(a) subject to section 123, each owner shall repair the owner’s unit after damage;

(b) the owners shall maintain the common elements or any part of them;

(c) each owner shall maintain and repair after damage those parts of the common elements of which the owner has the exclusive use; and

(d) the corporation shall maintain the units or any part of them. 1998, c. 19, s. 91.

In this case, the declaration of Carleton Condominium Corp. No. 59 clearly provides that the unit owners are to repair their units after damage.

It is hard to understand how the Court could come to the conclusion noted above given the clear wording of section 91 and the Declaration.

The Court’s conclusions on what constitutes a standard unit for the purposes of repair and insurance obligations under the Condominium Act are likewise suspect.

It is to be hoped that this decision does not become recognized authority by any higher Court, given the apparent error in reasons and the result.

Ontario’s New Form 24 Requirement: Further cost for condominium developers and little benefit to lien claimants

Post by: David Sunday

A new provision has been added to Ontario’s Construction Lien Act (section 33.1) to require a Form 24 – Notice of Intention to Register A Condominium to now be published shortly before a condominium description is submitted for approval.

The legislative intent behind section 33.1 appears to be an effort to provide potential lien claimants with notice that a condominium registration is about to occur – the theory being that they will then have the opportunity to register a lien before registration happens.

In the Form 24 notice, the developer is to list the name and address of each contractor that supplied services or materials to the condominium development during the 90-day period leading up to submission of the plans for approval.

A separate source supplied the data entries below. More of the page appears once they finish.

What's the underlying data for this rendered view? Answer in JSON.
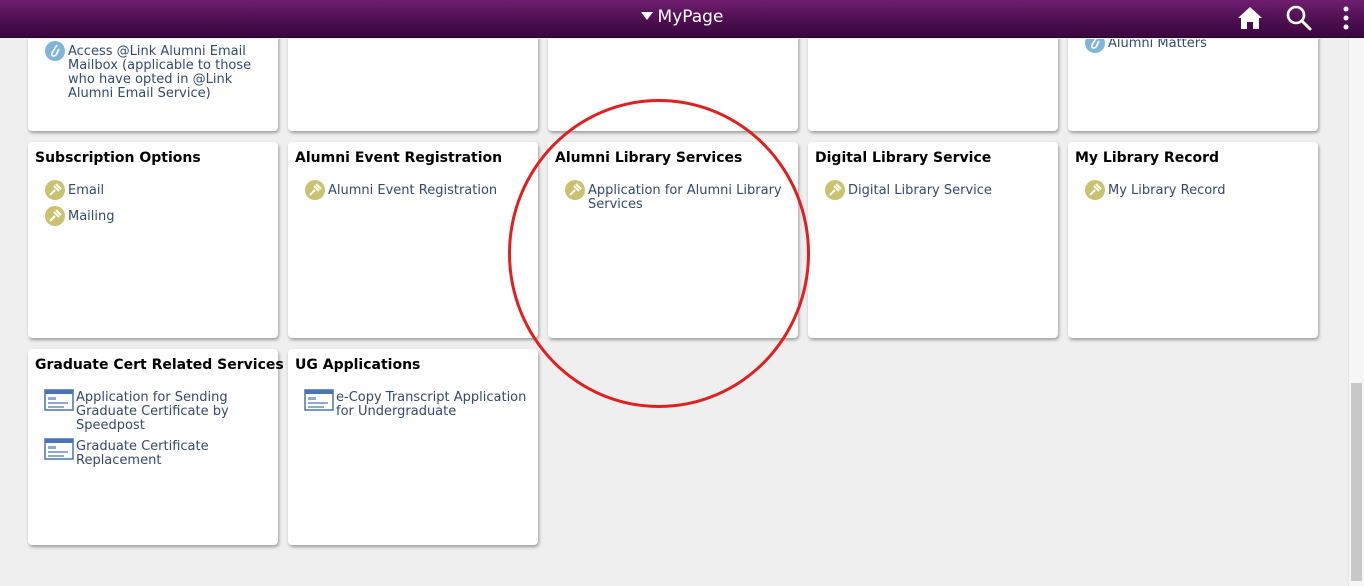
{
  "header": {
    "title": "MyPage",
    "icons": [
      "home-icon",
      "search-icon",
      "more-vert-icon"
    ]
  },
  "tiles_top": [
    {
      "items": [
        {
          "label": "Access @Link Alumni Email Mailbox (applicable to those who have opted in @Link Alumni Email Service)",
          "icon": "link-icon"
        }
      ]
    },
    {
      "items": []
    },
    {
      "items": []
    },
    {
      "items": []
    },
    {
      "items": [
        {
          "label": "Alumni Matters",
          "icon": "link-icon"
        }
      ]
    }
  ],
  "tiles_row2": [
    {
      "title": "Subscription Options",
      "items": [
        {
          "label": "Email",
          "icon": "pin-icon"
        },
        {
          "label": "Mailing",
          "icon": "pin-icon"
        }
      ]
    },
    {
      "title": "Alumni Event Registration",
      "items": [
        {
          "label": "Alumni Event Registration",
          "icon": "pin-icon"
        }
      ]
    },
    {
      "title": "Alumni Library Services",
      "items": [
        {
          "label": "Application for Alumni Library Services",
          "icon": "pin-icon"
        }
      ]
    },
    {
      "title": "Digital Library Service",
      "items": [
        {
          "label": "Digital Library Service",
          "icon": "pin-icon"
        }
      ]
    },
    {
      "title": "My Library Record",
      "items": [
        {
          "label": "My Library Record",
          "icon": "pin-icon"
        }
      ]
    }
  ],
  "tiles_row3": [
    {
      "title": "Graduate Cert Related Services",
      "items": [
        {
          "label": "Application for Sending Graduate Certificate by Speedpost",
          "icon": "form-icon"
        },
        {
          "label": "Graduate Certificate Replacement",
          "icon": "form-icon"
        }
      ]
    },
    {
      "title": "UG Applications",
      "items": [
        {
          "label": "e-Copy Transcript Application for Undergraduate",
          "icon": "form-icon"
        }
      ]
    }
  ],
  "colors": {
    "banner": "#4e0f50",
    "link_text": "#334a6a",
    "annotation": "#e02020"
  }
}
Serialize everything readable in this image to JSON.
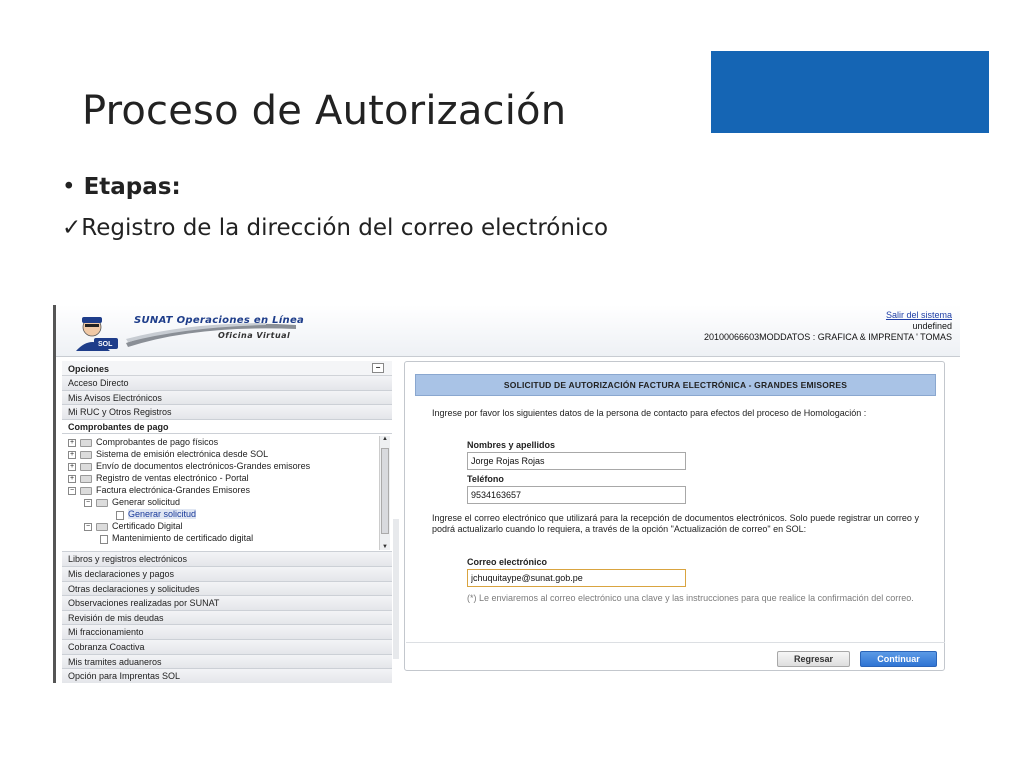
{
  "slide": {
    "title": "Proceso de Autorización",
    "bullet_label": "Etapas:",
    "check_text": "Registro de la dirección del correo electrónico",
    "accent_color": "#1565b4"
  },
  "header": {
    "logo_title": "SUNAT Operaciones en Línea",
    "logo_subtitle": "Oficina Virtual",
    "logo_badge": "SOL",
    "exit_link": "Salir del sistema",
    "line2": "undefined",
    "line3": "20100066603MODDATOS : GRAFICA & IMPRENTA ' TOMAS"
  },
  "sidebar": {
    "heading": "Opciones",
    "collapse_symbol": "−",
    "items_top": [
      "Acceso Directo",
      "Mis Avisos Electrónicos",
      "Mi RUC y Otros Registros"
    ],
    "active_section": "Comprobantes de pago",
    "tree": [
      {
        "label": "Comprobantes de pago físicos",
        "exp": "+"
      },
      {
        "label": "Sistema de emisión electrónica desde SOL",
        "exp": "+"
      },
      {
        "label": "Envío de documentos electrónicos-Grandes emisores",
        "exp": "+"
      },
      {
        "label": "Registro de ventas electrónico - Portal",
        "exp": "+"
      },
      {
        "label": "Factura electrónica-Grandes Emisores",
        "exp": "−"
      },
      {
        "label": "Generar solicitud",
        "exp": "−"
      },
      {
        "label": "Generar solicitud",
        "exp": ""
      },
      {
        "label": "Certificado Digital",
        "exp": "−"
      },
      {
        "label": "Mantenimiento de certificado digital",
        "exp": ""
      }
    ],
    "items_bottom": [
      "Libros y registros electrónicos",
      "Mis declaraciones y pagos",
      "Otras declaraciones y solicitudes",
      "Observaciones realizadas por SUNAT",
      "Revisión de mis deudas",
      "Mi fraccionamiento",
      "Cobranza Coactiva",
      "Mis tramites aduaneros",
      "Opción para Imprentas SOL"
    ]
  },
  "form": {
    "title": "SOLICITUD DE AUTORIZACIÓN FACTURA ELECTRÓNICA - GRANDES EMISORES",
    "intro": "Ingrese por favor los siguientes datos de la persona de contacto para efectos del proceso de Homologación :",
    "name_label": "Nombres y apellidos",
    "name_value": "Jorge Rojas Rojas",
    "phone_label": "Teléfono",
    "phone_value": "9534163657",
    "email_intro": "Ingrese el correo electrónico que utilizará para la recepción de documentos electrónicos. Solo puede registrar un correo y podrá actualizarlo cuando lo requiera, a través de la opción \"Actualización de correo\" en SOL:",
    "email_label": "Correo electrónico",
    "email_value": "jchuquitaype@sunat.gob.pe",
    "note": "(*) Le enviaremos al correo electrónico una clave y las instrucciones para que realice la confirmación del correo.",
    "back_button": "Regresar",
    "continue_button": "Continuar"
  }
}
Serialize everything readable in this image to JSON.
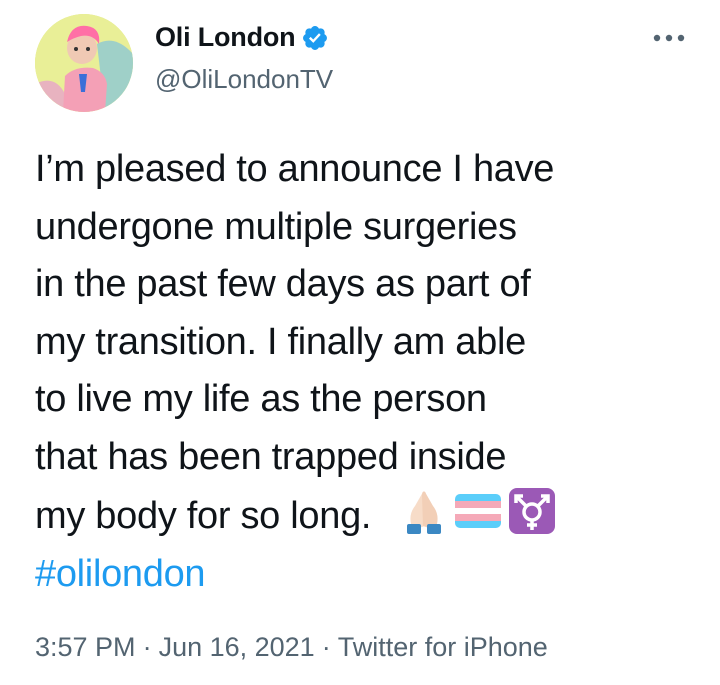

While the requirement seems innocuous enough at first glance, the practical reality is that Form 24 is proving to be quite costly.  It also appears as though it will only benefit lien claimants who subscribe to and read the Daily Commercial News, where Form 24 notices are required to be published.

For any project where the condominium developer is contracting directly with trades, the list of contractors, combined with their contact information, tends to be quite long.

Last time we checked, the Daily Commercial News was charging $4.32 per 1/14 of an inch of a 1.625 inch wide column.  In our experience, Form 24 will often run to 40 inches or more of column, which translates into a publication cost of roughly $2,400.00 before taxes.

Depending on the number of contractors, the cost can be higher or lower, but our experience to date suggests $2,000 – $3,000 is a fairly typical cost where the developer has been contracting with trades directly.

The Form 24 requirement is mandatory and there is the potential for civil liability if the requirement is not complied with. Thus, condominium developers can be held liable to any person who suffers damage as a result of their failure to give a proper Form 24 notice.

Condominium developers now need to factor in the Form 24 cost into their development plans or make a business decision as to whether the high publication costs outweigh the risks of increased civil liability if the requirement is not complied with.

It appears that the legislature did not appreciate the significant added cost that this requirement would add to condominium projects and has not balanced that cost against the limited, if any, benefit this new requirement provides to lien claimants.